--- DATA FOR THIS TASK ---

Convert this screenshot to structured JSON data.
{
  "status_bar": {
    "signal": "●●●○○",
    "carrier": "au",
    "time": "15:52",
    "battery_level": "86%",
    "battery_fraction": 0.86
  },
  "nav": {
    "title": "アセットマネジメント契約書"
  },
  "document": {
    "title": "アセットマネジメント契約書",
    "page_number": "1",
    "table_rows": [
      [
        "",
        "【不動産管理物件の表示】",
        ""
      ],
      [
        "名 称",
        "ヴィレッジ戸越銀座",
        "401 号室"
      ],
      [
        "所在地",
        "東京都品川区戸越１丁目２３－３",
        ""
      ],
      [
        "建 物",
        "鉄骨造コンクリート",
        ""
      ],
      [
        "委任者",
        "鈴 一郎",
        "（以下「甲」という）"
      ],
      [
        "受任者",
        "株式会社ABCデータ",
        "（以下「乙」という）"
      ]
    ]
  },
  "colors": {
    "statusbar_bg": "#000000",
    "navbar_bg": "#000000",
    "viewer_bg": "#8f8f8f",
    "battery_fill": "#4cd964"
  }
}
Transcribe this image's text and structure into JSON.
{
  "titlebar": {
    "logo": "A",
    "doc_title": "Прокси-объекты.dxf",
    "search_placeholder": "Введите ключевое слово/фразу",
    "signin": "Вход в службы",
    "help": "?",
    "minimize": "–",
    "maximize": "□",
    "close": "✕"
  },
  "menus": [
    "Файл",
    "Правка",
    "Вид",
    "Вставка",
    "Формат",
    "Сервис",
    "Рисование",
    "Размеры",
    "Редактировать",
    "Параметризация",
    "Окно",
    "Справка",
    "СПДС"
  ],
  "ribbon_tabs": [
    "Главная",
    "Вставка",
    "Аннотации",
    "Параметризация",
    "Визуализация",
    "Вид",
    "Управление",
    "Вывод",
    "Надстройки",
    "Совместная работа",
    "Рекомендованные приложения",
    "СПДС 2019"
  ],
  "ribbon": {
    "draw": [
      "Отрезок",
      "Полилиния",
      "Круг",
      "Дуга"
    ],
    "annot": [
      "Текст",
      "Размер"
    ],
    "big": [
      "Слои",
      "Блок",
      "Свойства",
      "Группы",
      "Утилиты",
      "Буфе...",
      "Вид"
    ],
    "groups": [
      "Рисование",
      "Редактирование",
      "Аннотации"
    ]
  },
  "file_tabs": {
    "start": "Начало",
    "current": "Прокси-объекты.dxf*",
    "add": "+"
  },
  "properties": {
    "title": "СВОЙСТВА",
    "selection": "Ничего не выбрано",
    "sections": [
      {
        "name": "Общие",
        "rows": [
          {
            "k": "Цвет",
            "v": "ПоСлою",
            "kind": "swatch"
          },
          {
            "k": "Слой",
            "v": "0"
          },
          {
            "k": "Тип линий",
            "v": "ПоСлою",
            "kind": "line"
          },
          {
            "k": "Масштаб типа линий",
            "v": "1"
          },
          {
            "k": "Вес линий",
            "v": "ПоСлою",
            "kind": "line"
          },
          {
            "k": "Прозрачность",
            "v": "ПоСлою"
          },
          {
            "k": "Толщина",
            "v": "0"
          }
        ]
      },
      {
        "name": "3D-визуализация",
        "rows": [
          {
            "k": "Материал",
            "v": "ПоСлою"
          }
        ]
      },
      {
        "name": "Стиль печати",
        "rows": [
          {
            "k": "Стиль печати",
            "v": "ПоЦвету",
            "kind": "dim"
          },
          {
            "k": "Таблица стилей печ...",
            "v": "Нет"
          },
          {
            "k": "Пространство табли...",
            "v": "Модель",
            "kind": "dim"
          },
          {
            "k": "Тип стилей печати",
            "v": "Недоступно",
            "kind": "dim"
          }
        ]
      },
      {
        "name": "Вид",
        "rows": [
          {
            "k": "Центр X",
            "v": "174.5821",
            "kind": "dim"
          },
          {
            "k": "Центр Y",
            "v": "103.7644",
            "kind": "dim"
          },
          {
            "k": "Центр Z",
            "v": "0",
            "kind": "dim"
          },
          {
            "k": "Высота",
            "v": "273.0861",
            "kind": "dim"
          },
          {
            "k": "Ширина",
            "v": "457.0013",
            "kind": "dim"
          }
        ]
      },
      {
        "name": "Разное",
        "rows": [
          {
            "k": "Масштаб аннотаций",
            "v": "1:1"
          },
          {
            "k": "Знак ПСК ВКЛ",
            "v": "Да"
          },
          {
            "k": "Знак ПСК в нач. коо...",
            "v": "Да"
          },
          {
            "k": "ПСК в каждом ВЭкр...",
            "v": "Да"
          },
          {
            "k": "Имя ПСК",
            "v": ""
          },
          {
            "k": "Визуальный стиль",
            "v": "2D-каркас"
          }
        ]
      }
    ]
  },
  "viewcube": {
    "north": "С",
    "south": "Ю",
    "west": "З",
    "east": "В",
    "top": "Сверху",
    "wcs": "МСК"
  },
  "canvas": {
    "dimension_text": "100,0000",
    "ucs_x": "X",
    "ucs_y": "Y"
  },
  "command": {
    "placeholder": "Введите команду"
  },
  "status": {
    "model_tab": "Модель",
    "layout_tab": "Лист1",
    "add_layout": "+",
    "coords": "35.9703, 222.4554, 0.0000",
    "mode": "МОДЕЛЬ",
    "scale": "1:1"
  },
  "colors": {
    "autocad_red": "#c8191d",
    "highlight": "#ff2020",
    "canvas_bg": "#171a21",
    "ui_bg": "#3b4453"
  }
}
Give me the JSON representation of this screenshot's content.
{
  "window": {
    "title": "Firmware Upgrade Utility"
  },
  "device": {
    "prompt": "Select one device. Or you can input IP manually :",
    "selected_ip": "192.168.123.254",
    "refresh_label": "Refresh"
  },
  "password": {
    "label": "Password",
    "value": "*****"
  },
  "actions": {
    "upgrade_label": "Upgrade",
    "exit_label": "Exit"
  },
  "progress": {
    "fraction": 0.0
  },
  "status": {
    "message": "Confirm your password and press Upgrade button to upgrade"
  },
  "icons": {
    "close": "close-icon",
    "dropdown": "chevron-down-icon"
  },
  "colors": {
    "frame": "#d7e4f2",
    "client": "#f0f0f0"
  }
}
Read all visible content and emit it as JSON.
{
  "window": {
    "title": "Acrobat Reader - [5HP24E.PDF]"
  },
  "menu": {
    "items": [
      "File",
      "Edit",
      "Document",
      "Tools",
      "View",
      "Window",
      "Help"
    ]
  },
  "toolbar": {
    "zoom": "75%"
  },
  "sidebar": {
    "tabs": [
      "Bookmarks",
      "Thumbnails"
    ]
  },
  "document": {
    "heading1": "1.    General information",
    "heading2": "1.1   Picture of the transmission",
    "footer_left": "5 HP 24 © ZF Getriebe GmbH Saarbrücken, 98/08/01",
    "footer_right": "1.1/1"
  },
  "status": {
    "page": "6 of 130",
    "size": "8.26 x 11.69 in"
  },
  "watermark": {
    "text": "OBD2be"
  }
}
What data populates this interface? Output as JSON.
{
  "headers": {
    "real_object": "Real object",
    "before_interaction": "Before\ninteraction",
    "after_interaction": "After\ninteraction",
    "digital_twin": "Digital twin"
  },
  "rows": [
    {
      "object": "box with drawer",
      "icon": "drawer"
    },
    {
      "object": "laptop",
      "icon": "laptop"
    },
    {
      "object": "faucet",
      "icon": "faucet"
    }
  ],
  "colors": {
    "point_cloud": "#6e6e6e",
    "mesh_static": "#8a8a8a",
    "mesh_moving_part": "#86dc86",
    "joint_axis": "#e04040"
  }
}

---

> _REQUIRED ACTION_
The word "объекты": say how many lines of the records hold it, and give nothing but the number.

> _COMPLETED TASK_
2